In early February after I travelled to one of the coldest places in the Philippines where even the vegetables were frosting at freezing temperatures, I developed a slight fever as I went back to work. It was an ordinary thing until I was reminded that the world is in a crisis mode brought by the novel coronavirus that is causing illness and death worldwide.
The news that the Philippines has just reported its first case alarmed our group as we were travelling down the mountain roads back to the city. The next pieces of news took a natural course the way of disease outbreaks because a second person who tested positive died, and the number of people under observation continued to increase.
Country after country reported theirs. China, site of the pandemic epicenter, has locked down and quarantined its affected areas. Photos from around the world showed medical professionals in full hospital and laboratory gear and seas of people wearing protective face masks.
In the Philippines, the face masks have run out from drugstores since January after Taal Volcano, one of the country’s active volcanoes, erupted, causing a hazy and ashfall-heavy air.
So on a brief travel from Yangon to Bangkok in mid-January, I hoarded all kinds of face masks from Bangkok’s 7-11 stores and gave away a few to family and friends for some form of protection. I’m not really a hoarder as I have been using face masks since five years ago as protection from pollution, from riding congested transport such as the metrorail, and prevention of rhinitis attack.

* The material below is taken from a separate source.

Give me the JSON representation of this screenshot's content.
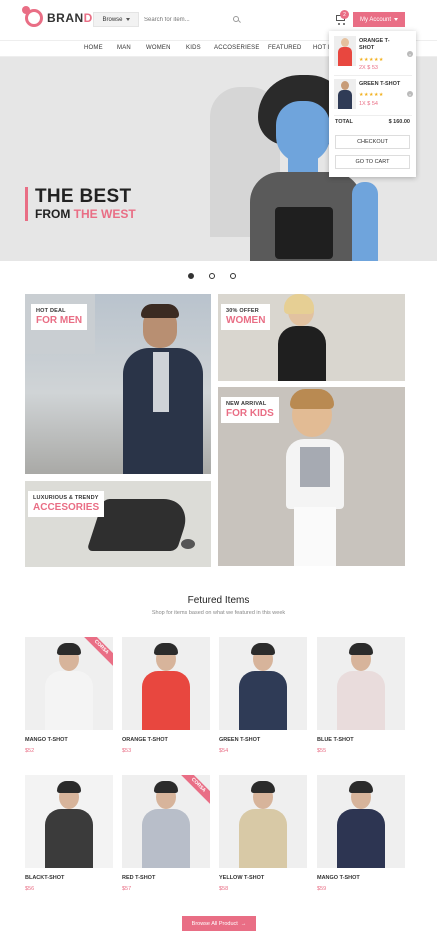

The volcano and the virus provided a startling beginning of the year. But that was not yet it. As the volcanic alert level stayed and the death toll and case count from the virus continues, a few more countries report the death of pigs from African swine flu, a spillover from the 2019 outbreak that has affected food production and supply. Others report outbreaks of the reemerging H5N8 bird flu virus.

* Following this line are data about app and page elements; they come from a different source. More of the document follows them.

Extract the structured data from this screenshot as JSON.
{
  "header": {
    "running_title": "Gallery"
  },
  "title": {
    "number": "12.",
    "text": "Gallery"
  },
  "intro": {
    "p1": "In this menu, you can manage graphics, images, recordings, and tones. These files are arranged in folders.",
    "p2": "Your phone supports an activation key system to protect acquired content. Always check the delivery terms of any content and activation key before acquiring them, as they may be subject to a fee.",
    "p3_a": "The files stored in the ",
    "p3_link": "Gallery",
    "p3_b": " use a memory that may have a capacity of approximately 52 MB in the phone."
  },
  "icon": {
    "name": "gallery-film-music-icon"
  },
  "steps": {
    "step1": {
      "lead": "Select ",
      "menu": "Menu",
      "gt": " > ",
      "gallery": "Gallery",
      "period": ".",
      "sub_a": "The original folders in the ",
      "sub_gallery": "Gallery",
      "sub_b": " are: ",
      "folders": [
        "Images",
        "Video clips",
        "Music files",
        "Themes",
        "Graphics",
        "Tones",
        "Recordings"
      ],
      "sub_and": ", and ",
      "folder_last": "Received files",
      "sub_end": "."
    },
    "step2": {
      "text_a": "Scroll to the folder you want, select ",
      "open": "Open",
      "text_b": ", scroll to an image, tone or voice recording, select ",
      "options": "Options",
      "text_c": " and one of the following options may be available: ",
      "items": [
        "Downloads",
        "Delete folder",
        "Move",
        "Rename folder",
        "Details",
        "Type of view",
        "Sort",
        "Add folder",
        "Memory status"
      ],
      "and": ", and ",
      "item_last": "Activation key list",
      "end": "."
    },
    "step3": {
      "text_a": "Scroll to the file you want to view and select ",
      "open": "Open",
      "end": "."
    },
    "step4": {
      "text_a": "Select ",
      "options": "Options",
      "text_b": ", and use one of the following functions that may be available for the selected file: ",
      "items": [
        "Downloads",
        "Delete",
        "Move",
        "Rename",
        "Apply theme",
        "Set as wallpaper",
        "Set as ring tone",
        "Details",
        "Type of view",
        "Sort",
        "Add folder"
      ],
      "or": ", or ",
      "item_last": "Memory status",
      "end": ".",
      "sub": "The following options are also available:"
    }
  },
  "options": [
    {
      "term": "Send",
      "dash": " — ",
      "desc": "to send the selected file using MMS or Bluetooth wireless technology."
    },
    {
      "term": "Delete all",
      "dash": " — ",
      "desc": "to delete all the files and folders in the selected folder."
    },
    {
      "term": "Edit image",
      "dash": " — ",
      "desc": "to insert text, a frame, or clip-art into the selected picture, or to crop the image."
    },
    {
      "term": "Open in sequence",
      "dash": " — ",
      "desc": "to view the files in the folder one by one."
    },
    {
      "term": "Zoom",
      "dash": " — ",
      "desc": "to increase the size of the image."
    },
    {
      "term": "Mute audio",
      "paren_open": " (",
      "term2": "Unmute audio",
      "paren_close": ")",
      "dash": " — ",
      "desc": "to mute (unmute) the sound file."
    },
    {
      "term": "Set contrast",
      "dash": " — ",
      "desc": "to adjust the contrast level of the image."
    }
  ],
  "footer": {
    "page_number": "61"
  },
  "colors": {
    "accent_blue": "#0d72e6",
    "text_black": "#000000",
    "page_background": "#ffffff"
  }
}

It is an unsettling experience that has creeped into conversations with friends, some of whom say that we may be in a prelude to the end of the world. When we see the casualty count rise each time we read the updates, or when specific news say people are dropping dead one by one, the notion may be true.